ORGANIZER: THE IRONMAN FOUNDATION
EVENT: Your Journey Your Cause 2017
In 2009 I was living in Philadelphia and finally had the combination of personal time and living arrangements that would allow me to fulfill a dream I had since childhood; I could finally get a dog. I made my trip to the local animal shelter and took a stroll down the doggy maximum security ward (the eight foot chain-link runs where they put dogs who were able to jump out of the regular runs). As I walked by, a small black and white pitty was spastically jumping well above my head level. The choice was made: Rex (aka. Dog Butt) had a new doggy dad. I still remember nervously driving home with him because he was running all around the back of my Jeep and eventually snuck underneath the driver seat so he could pop his head out from underneath me. Everything at that point was largely planned out. I had a job offer with a local law firm and was considering some condos close to work so that I could walk Rex throughout the day. That was, of course, until the market imploded and my job disappeared. Somewhat dejected, I went out for a few beers. The beers did nothing for me, so I went home to encounter a highly energetic pup with a whipsaw tail that wagged so violently that it shook his butt. It probably goes without saying, but the pup cheered me up.
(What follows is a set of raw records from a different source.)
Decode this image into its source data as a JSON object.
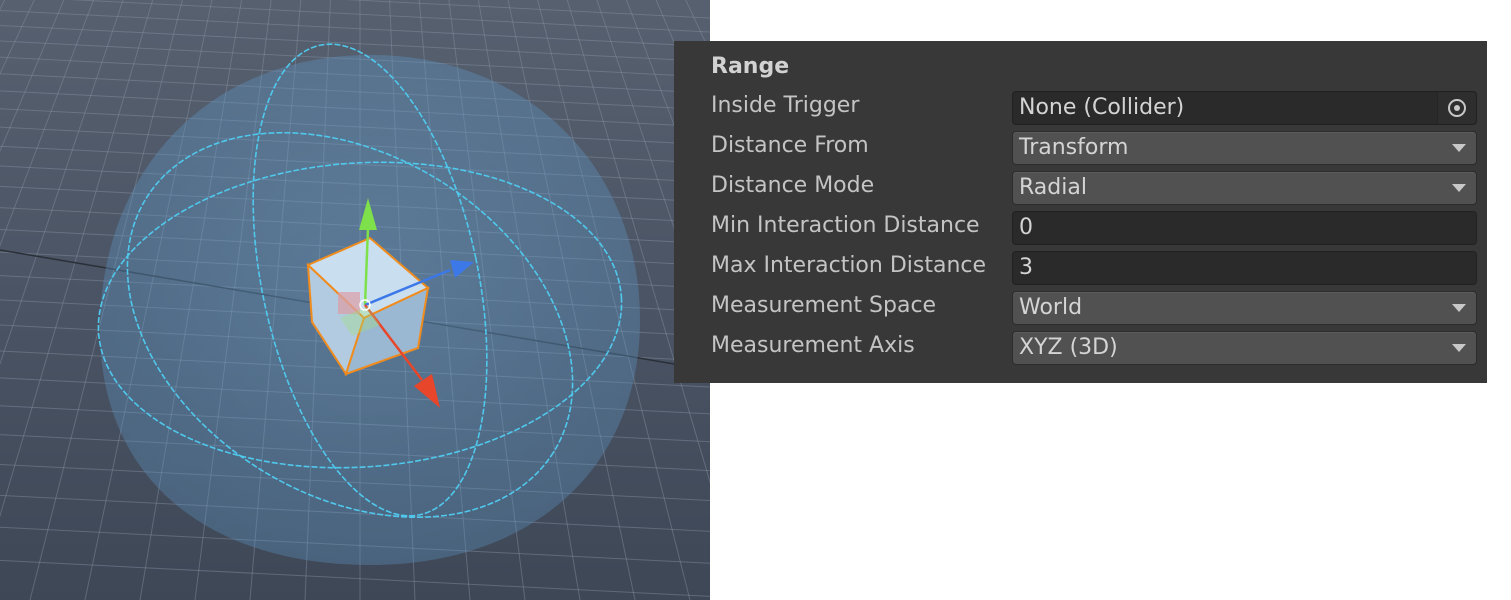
{
  "inspector": {
    "section_title": "Range",
    "fields": {
      "inside_trigger": {
        "label": "Inside Trigger",
        "value": "None (Collider)"
      },
      "distance_from": {
        "label": "Distance From",
        "value": "Transform"
      },
      "distance_mode": {
        "label": "Distance Mode",
        "value": "Radial"
      },
      "min_interaction_distance": {
        "label": "Min Interaction Distance",
        "value": "0"
      },
      "max_interaction_distance": {
        "label": "Max Interaction Distance",
        "value": "3"
      },
      "measurement_space": {
        "label": "Measurement Space",
        "value": "World"
      },
      "measurement_axis": {
        "label": "Measurement Axis",
        "value": "XYZ (3D)"
      }
    }
  },
  "scene": {
    "gizmo_colors": {
      "sphere_wire": "#4fc8ec",
      "x_axis": "#e8462a",
      "y_axis": "#7ee04a",
      "z_axis": "#3d78e8",
      "selection": "#f08c1e"
    },
    "icons": [
      "target-picker-icon",
      "dropdown-arrow-icon"
    ]
  }
}
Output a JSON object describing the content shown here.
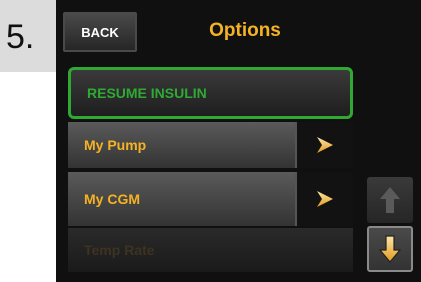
{
  "step": {
    "number": "5."
  },
  "header": {
    "back_label": "BACK",
    "title": "Options"
  },
  "menu": {
    "items": [
      {
        "label": "RESUME INSULIN",
        "state": "selected",
        "color": "#2fa934"
      },
      {
        "label": "My Pump",
        "has_arrow": true,
        "arrow_icon": "chevron-right-icon",
        "color": "#f5b324"
      },
      {
        "label": "My CGM",
        "has_arrow": true,
        "arrow_icon": "chevron-right-icon",
        "color": "#f5b324"
      },
      {
        "label": "Temp Rate",
        "state": "disabled",
        "color": "#3d3320"
      }
    ]
  },
  "scroll": {
    "up_icon": "arrow-up-icon",
    "down_icon": "arrow-down-icon",
    "up_enabled": false,
    "down_enabled": true
  },
  "colors": {
    "accent": "#f5b324",
    "selected": "#2fa934",
    "screen_bg": "#101010"
  }
}
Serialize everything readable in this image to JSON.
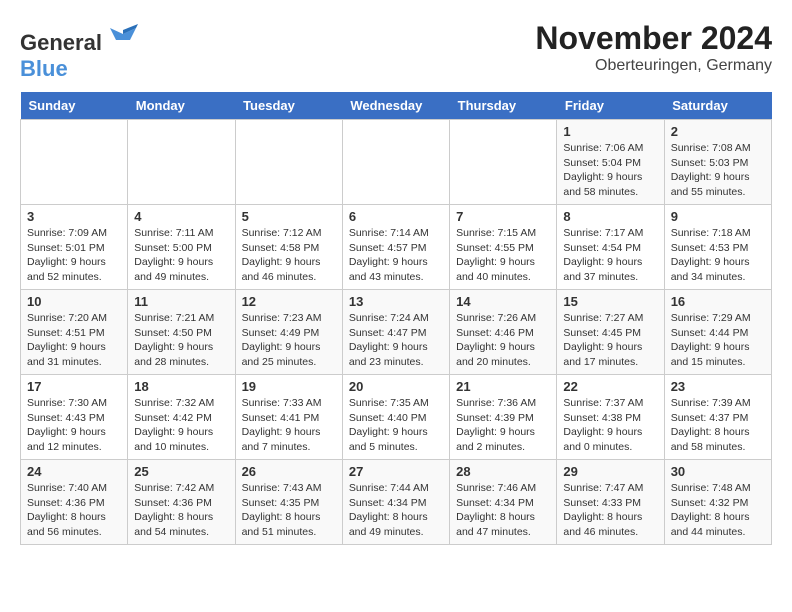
{
  "header": {
    "logo_general": "General",
    "logo_blue": "Blue",
    "month": "November 2024",
    "location": "Oberteuringen, Germany"
  },
  "days_of_week": [
    "Sunday",
    "Monday",
    "Tuesday",
    "Wednesday",
    "Thursday",
    "Friday",
    "Saturday"
  ],
  "weeks": [
    [
      {
        "day": "",
        "info": ""
      },
      {
        "day": "",
        "info": ""
      },
      {
        "day": "",
        "info": ""
      },
      {
        "day": "",
        "info": ""
      },
      {
        "day": "",
        "info": ""
      },
      {
        "day": "1",
        "info": "Sunrise: 7:06 AM\nSunset: 5:04 PM\nDaylight: 9 hours and 58 minutes."
      },
      {
        "day": "2",
        "info": "Sunrise: 7:08 AM\nSunset: 5:03 PM\nDaylight: 9 hours and 55 minutes."
      }
    ],
    [
      {
        "day": "3",
        "info": "Sunrise: 7:09 AM\nSunset: 5:01 PM\nDaylight: 9 hours and 52 minutes."
      },
      {
        "day": "4",
        "info": "Sunrise: 7:11 AM\nSunset: 5:00 PM\nDaylight: 9 hours and 49 minutes."
      },
      {
        "day": "5",
        "info": "Sunrise: 7:12 AM\nSunset: 4:58 PM\nDaylight: 9 hours and 46 minutes."
      },
      {
        "day": "6",
        "info": "Sunrise: 7:14 AM\nSunset: 4:57 PM\nDaylight: 9 hours and 43 minutes."
      },
      {
        "day": "7",
        "info": "Sunrise: 7:15 AM\nSunset: 4:55 PM\nDaylight: 9 hours and 40 minutes."
      },
      {
        "day": "8",
        "info": "Sunrise: 7:17 AM\nSunset: 4:54 PM\nDaylight: 9 hours and 37 minutes."
      },
      {
        "day": "9",
        "info": "Sunrise: 7:18 AM\nSunset: 4:53 PM\nDaylight: 9 hours and 34 minutes."
      }
    ],
    [
      {
        "day": "10",
        "info": "Sunrise: 7:20 AM\nSunset: 4:51 PM\nDaylight: 9 hours and 31 minutes."
      },
      {
        "day": "11",
        "info": "Sunrise: 7:21 AM\nSunset: 4:50 PM\nDaylight: 9 hours and 28 minutes."
      },
      {
        "day": "12",
        "info": "Sunrise: 7:23 AM\nSunset: 4:49 PM\nDaylight: 9 hours and 25 minutes."
      },
      {
        "day": "13",
        "info": "Sunrise: 7:24 AM\nSunset: 4:47 PM\nDaylight: 9 hours and 23 minutes."
      },
      {
        "day": "14",
        "info": "Sunrise: 7:26 AM\nSunset: 4:46 PM\nDaylight: 9 hours and 20 minutes."
      },
      {
        "day": "15",
        "info": "Sunrise: 7:27 AM\nSunset: 4:45 PM\nDaylight: 9 hours and 17 minutes."
      },
      {
        "day": "16",
        "info": "Sunrise: 7:29 AM\nSunset: 4:44 PM\nDaylight: 9 hours and 15 minutes."
      }
    ],
    [
      {
        "day": "17",
        "info": "Sunrise: 7:30 AM\nSunset: 4:43 PM\nDaylight: 9 hours and 12 minutes."
      },
      {
        "day": "18",
        "info": "Sunrise: 7:32 AM\nSunset: 4:42 PM\nDaylight: 9 hours and 10 minutes."
      },
      {
        "day": "19",
        "info": "Sunrise: 7:33 AM\nSunset: 4:41 PM\nDaylight: 9 hours and 7 minutes."
      },
      {
        "day": "20",
        "info": "Sunrise: 7:35 AM\nSunset: 4:40 PM\nDaylight: 9 hours and 5 minutes."
      },
      {
        "day": "21",
        "info": "Sunrise: 7:36 AM\nSunset: 4:39 PM\nDaylight: 9 hours and 2 minutes."
      },
      {
        "day": "22",
        "info": "Sunrise: 7:37 AM\nSunset: 4:38 PM\nDaylight: 9 hours and 0 minutes."
      },
      {
        "day": "23",
        "info": "Sunrise: 7:39 AM\nSunset: 4:37 PM\nDaylight: 8 hours and 58 minutes."
      }
    ],
    [
      {
        "day": "24",
        "info": "Sunrise: 7:40 AM\nSunset: 4:36 PM\nDaylight: 8 hours and 56 minutes."
      },
      {
        "day": "25",
        "info": "Sunrise: 7:42 AM\nSunset: 4:36 PM\nDaylight: 8 hours and 54 minutes."
      },
      {
        "day": "26",
        "info": "Sunrise: 7:43 AM\nSunset: 4:35 PM\nDaylight: 8 hours and 51 minutes."
      },
      {
        "day": "27",
        "info": "Sunrise: 7:44 AM\nSunset: 4:34 PM\nDaylight: 8 hours and 49 minutes."
      },
      {
        "day": "28",
        "info": "Sunrise: 7:46 AM\nSunset: 4:34 PM\nDaylight: 8 hours and 47 minutes."
      },
      {
        "day": "29",
        "info": "Sunrise: 7:47 AM\nSunset: 4:33 PM\nDaylight: 8 hours and 46 minutes."
      },
      {
        "day": "30",
        "info": "Sunrise: 7:48 AM\nSunset: 4:32 PM\nDaylight: 8 hours and 44 minutes."
      }
    ]
  ]
}
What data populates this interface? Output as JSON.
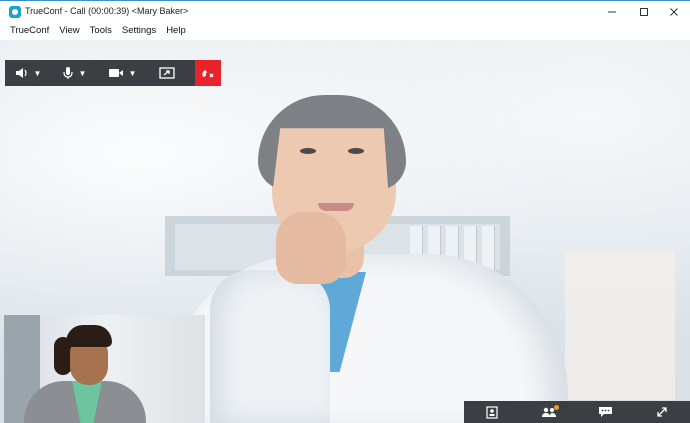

Over the years, housing changed, friends changed, relationships began, relationships ended and worked changed, but the tail remained constant. Rex is currently about as pampered as a dog can get. His silly pit smile will look up at you from the sofa (his bed) before he rushes off to get a peanut butter Kong. I like to think that Rex gets as much out of our relationship as I do, but that seems like a pretty high standard to match.
Unfortunately, not all dogs have the opportunity to positively impact people the way Rex has. Some dogs come into shelters sick or injured and people, understandably, avoid adopting these otherwise great dogs out of concerns about medical bills. Some dogs come into shelters as a result of abuse or neglect by people who are either cruel or uneducated in animal care. The Baltimore Animal Rescue and Care Shelter (BARCS) does an amazing job not only treating these poor animals, but also educating the public so as to prevent future harm. Like any non-profit organization, however, BARCS has limited resources and seemingly unlimited demand.
Your contributions will give the dogs (and cats) at BARCS a chance at adoption, shelter, love and, ultimately, being spoiled rotten. Even a small contribution will go a long way towards feeding and caring of a homeless dog.